**TASK INSTRUCTIONS**
Lines containing the word "selected" are the ones to copy from the records below.

**DATA FOR THIS EXERCISE**
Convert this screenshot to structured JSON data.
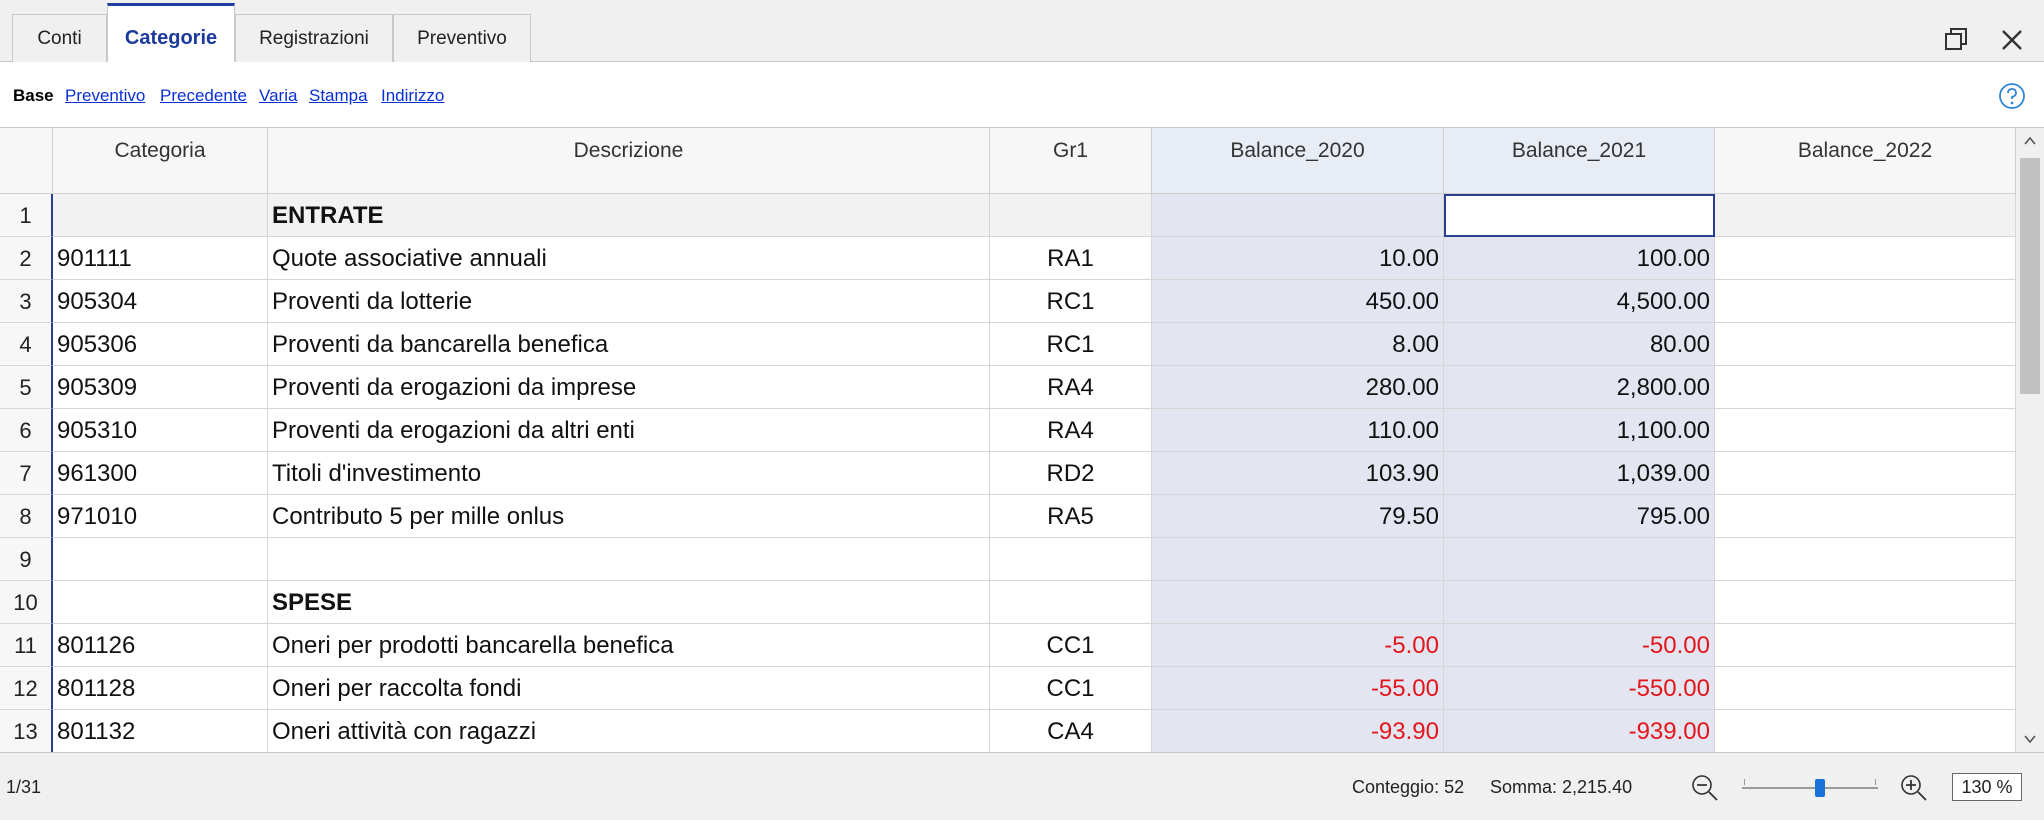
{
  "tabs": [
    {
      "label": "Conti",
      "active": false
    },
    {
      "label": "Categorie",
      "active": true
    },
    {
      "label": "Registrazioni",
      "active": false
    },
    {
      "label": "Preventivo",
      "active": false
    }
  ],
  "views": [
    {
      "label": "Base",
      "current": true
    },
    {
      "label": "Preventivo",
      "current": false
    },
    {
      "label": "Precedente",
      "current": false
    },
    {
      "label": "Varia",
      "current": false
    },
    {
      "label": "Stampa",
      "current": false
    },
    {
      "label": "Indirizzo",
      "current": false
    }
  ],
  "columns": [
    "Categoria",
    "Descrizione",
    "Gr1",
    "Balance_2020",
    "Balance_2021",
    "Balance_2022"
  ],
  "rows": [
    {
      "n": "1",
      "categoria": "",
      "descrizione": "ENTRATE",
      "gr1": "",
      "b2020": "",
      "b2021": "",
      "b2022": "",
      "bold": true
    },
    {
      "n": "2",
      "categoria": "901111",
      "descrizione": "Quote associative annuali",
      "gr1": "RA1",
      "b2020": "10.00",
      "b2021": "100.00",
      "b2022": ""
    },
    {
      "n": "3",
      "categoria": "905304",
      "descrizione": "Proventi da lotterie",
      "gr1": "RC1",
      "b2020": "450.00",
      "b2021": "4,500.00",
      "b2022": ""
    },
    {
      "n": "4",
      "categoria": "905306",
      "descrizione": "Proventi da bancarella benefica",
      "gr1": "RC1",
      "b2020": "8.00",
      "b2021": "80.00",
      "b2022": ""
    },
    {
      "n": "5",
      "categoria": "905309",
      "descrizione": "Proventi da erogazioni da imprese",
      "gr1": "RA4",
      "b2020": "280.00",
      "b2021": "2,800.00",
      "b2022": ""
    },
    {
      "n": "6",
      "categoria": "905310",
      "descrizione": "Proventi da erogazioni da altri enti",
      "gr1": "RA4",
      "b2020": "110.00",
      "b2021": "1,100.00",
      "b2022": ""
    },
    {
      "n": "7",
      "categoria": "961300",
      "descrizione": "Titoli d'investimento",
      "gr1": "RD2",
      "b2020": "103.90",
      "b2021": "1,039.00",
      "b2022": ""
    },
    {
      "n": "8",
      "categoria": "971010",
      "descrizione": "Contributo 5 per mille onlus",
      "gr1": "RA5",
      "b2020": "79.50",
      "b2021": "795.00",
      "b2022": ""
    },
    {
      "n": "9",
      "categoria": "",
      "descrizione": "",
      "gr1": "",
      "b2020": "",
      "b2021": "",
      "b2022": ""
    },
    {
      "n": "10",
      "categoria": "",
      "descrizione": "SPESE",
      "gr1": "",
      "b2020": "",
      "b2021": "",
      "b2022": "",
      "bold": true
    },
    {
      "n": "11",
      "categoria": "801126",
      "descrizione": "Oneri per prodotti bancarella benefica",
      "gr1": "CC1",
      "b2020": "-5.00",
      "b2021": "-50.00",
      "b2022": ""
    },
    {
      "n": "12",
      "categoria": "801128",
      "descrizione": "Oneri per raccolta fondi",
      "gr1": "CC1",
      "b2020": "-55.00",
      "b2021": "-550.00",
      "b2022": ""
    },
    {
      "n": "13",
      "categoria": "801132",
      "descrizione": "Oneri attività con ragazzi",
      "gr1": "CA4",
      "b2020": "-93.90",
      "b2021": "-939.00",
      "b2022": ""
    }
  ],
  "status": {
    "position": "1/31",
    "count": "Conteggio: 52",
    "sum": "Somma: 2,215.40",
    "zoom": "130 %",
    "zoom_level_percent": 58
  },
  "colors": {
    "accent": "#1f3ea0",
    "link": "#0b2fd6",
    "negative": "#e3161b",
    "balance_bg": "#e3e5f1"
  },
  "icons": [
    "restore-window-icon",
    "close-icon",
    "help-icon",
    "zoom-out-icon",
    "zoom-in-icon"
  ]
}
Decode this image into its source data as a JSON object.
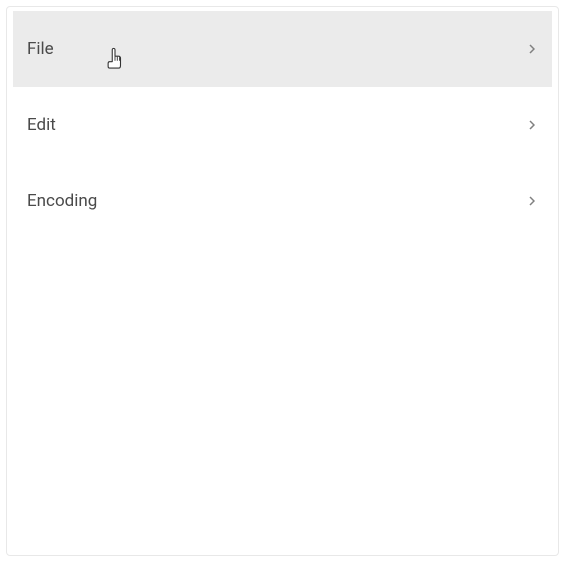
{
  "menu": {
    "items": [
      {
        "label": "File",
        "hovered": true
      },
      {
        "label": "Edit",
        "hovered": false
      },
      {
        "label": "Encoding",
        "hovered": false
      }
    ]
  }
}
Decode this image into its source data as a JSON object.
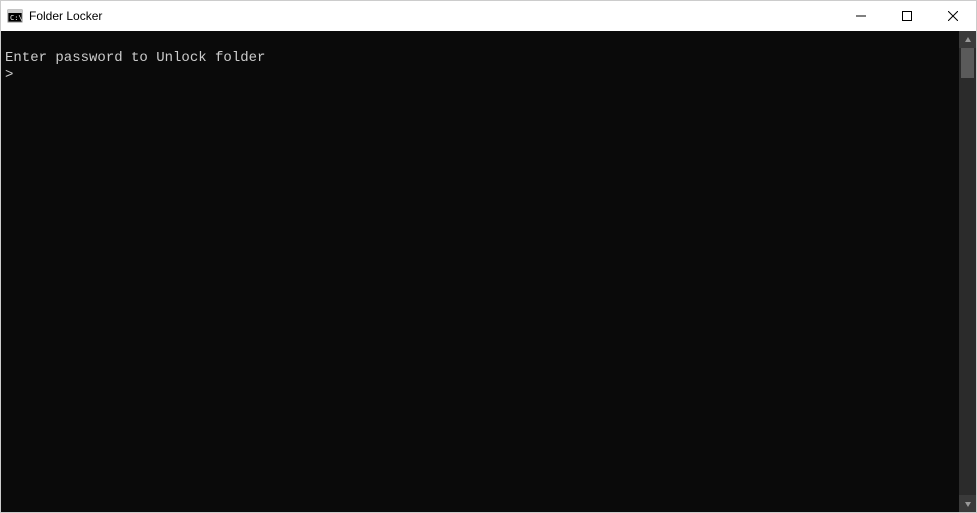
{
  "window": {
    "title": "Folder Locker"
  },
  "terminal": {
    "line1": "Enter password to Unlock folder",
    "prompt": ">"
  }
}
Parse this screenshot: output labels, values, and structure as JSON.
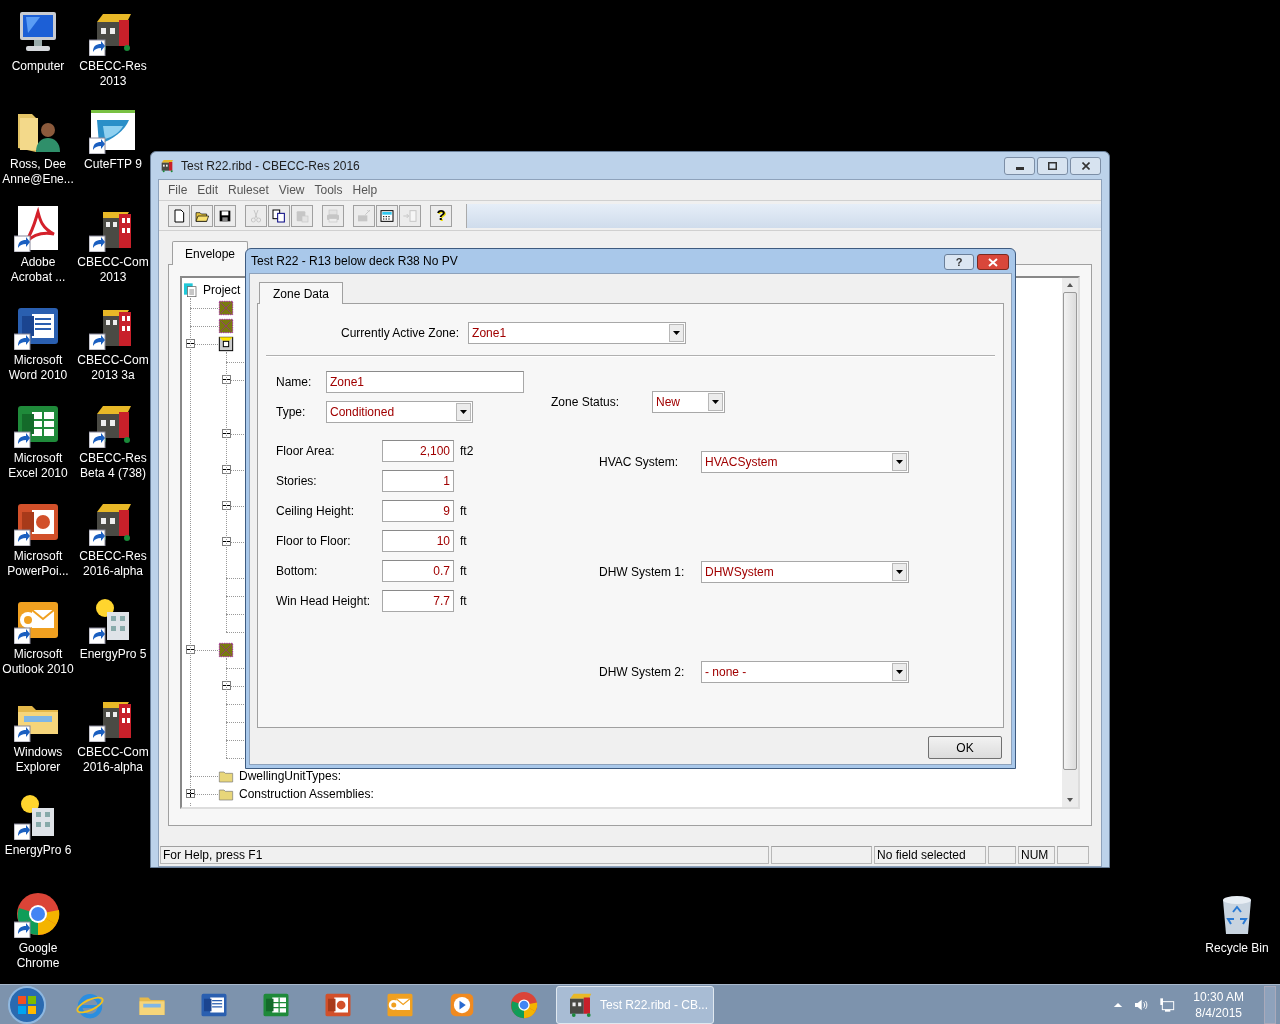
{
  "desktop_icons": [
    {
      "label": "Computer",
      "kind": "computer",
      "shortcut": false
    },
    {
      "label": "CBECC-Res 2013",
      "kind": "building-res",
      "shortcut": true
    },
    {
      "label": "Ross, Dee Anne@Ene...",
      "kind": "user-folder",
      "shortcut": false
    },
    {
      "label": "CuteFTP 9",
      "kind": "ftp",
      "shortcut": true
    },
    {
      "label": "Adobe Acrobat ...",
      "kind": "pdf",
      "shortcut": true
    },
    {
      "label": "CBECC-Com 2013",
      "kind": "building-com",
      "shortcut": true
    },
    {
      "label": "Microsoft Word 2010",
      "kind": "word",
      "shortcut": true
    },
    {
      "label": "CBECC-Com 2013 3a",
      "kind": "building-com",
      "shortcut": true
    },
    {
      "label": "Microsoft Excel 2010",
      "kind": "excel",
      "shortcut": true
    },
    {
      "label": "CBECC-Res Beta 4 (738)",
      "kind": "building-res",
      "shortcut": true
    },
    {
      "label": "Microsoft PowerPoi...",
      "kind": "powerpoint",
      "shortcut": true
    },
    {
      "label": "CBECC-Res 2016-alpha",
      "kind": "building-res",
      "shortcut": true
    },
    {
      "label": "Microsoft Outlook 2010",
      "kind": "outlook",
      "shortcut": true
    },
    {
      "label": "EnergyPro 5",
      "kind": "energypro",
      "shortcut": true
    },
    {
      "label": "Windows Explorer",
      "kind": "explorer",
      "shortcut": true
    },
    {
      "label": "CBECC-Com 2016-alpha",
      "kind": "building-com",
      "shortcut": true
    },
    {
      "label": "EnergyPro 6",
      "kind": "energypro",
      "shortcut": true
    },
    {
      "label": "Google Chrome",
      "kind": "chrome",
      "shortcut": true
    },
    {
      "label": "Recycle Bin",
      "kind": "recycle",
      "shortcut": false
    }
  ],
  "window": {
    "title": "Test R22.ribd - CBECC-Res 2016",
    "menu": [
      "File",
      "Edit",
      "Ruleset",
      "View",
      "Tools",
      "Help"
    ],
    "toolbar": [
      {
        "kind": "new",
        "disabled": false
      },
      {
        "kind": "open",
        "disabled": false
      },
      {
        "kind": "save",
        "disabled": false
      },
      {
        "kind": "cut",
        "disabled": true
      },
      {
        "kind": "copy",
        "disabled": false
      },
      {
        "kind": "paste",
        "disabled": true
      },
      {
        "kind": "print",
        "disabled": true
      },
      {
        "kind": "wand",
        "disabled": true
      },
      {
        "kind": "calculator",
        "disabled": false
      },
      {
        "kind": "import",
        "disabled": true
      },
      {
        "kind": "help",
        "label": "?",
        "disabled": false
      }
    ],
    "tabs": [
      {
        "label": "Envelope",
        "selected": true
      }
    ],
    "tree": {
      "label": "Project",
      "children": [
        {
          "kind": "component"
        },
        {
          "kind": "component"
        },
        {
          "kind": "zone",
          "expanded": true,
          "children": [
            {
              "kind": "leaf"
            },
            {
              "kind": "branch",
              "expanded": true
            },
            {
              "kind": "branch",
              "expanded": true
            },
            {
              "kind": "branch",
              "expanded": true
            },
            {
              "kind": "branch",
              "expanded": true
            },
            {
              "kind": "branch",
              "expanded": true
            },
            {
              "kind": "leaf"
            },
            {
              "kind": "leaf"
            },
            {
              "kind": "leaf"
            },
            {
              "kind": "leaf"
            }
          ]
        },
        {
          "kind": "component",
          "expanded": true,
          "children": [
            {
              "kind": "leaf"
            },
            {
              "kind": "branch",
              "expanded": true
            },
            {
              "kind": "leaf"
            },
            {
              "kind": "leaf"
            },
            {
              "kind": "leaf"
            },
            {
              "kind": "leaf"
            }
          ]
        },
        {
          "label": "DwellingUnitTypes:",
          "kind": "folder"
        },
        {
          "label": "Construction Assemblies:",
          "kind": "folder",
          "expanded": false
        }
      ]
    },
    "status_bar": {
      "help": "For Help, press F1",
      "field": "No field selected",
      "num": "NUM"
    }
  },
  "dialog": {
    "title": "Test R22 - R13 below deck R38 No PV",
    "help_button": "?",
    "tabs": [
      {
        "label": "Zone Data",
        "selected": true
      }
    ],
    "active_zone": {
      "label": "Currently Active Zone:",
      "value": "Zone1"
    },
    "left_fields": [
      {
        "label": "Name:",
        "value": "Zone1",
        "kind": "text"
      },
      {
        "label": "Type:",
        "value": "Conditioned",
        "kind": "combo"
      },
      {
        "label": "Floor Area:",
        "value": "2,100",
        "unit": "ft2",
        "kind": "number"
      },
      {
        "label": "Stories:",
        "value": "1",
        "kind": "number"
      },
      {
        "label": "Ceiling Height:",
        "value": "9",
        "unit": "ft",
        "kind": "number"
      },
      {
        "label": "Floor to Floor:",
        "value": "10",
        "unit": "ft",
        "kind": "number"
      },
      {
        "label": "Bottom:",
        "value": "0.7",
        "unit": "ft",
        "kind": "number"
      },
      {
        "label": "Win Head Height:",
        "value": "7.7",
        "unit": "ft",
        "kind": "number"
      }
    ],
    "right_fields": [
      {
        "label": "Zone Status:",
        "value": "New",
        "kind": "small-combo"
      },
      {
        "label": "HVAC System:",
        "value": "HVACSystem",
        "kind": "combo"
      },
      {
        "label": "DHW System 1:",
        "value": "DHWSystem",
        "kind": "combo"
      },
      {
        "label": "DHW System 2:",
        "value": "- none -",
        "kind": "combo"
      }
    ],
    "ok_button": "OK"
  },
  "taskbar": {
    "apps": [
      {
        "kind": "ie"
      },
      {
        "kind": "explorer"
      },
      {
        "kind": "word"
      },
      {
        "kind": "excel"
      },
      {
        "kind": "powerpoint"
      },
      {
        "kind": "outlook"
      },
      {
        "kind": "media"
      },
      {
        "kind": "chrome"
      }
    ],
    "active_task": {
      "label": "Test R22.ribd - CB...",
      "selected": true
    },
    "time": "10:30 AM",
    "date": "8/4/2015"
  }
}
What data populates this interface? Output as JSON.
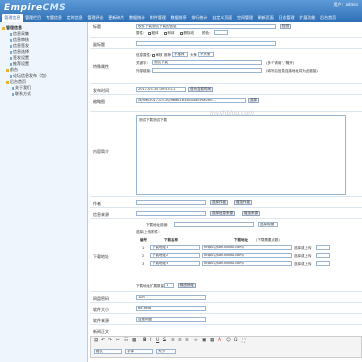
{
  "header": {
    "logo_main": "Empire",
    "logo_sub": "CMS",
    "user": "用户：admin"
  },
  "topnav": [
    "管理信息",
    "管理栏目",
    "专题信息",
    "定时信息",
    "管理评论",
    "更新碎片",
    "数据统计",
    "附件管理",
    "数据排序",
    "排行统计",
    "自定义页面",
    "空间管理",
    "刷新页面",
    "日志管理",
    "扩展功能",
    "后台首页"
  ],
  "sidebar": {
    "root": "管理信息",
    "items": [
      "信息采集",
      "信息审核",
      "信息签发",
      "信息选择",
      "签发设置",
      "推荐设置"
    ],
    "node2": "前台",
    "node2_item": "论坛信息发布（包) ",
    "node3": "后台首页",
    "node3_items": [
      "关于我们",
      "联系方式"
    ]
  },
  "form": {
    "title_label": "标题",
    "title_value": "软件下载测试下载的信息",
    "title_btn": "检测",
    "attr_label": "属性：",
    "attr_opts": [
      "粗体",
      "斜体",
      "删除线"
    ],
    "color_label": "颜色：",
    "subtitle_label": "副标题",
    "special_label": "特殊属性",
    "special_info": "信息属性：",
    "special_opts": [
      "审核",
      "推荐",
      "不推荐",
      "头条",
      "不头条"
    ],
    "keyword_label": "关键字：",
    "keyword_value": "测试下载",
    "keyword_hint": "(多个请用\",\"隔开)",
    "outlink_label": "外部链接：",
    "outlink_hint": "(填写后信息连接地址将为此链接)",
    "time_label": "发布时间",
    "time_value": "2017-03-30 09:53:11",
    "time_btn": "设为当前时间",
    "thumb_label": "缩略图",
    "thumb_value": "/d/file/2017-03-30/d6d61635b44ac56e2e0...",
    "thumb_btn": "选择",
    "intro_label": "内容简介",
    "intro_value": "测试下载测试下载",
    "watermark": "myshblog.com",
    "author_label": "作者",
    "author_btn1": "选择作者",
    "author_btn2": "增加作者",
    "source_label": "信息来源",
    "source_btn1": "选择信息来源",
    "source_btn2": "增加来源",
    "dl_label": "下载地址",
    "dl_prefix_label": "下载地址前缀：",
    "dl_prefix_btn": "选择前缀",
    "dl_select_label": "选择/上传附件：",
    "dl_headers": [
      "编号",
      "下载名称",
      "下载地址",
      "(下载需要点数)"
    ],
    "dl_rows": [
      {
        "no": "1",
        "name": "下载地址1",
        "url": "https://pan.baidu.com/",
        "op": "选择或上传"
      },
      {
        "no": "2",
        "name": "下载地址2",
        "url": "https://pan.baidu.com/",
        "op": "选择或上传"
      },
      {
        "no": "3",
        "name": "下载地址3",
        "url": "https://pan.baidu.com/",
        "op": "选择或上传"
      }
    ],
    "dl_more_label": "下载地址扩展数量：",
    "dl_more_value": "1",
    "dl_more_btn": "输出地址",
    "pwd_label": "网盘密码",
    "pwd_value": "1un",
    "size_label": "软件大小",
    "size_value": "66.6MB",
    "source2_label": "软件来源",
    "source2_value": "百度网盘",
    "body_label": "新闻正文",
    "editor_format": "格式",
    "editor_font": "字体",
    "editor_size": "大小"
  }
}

**WRITTEN ANSWER**
        "selected": true
      "field": "No field selected",
        "selected": true
      "selected": true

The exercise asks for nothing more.